[Saved data entries]
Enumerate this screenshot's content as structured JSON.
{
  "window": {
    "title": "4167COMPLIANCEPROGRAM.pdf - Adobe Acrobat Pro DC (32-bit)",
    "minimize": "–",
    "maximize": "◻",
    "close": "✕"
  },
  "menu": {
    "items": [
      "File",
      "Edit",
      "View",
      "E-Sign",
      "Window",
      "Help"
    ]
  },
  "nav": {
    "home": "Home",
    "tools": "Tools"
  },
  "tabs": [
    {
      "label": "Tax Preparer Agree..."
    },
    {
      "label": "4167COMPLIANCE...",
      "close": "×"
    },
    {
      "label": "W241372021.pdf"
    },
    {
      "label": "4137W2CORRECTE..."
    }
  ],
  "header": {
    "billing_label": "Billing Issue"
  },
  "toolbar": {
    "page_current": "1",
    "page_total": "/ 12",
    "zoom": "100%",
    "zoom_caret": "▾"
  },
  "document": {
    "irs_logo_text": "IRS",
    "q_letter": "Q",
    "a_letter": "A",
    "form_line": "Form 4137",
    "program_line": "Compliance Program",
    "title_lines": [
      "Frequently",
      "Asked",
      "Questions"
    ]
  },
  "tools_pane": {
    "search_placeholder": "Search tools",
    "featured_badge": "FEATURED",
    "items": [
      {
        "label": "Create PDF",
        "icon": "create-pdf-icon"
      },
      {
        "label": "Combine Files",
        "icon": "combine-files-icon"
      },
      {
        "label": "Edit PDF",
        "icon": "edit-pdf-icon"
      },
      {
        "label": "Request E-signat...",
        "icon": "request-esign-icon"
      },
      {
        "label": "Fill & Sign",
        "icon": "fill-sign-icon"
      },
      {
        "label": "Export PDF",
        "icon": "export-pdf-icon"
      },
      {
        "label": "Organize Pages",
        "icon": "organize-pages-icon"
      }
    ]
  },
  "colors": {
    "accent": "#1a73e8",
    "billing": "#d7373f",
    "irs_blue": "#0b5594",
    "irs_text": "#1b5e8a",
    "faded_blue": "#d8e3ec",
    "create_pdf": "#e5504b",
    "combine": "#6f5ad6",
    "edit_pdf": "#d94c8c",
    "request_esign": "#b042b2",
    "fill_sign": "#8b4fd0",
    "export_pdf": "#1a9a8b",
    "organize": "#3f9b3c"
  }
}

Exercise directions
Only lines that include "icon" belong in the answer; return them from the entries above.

Task result
        "icon": "create-pdf-icon"
        "icon": "combine-files-icon"
        "icon": "edit-pdf-icon"
        "icon": "request-esign-icon"
        "icon": "fill-sign-icon"
        "icon": "export-pdf-icon"
        "icon": "organize-pages-icon"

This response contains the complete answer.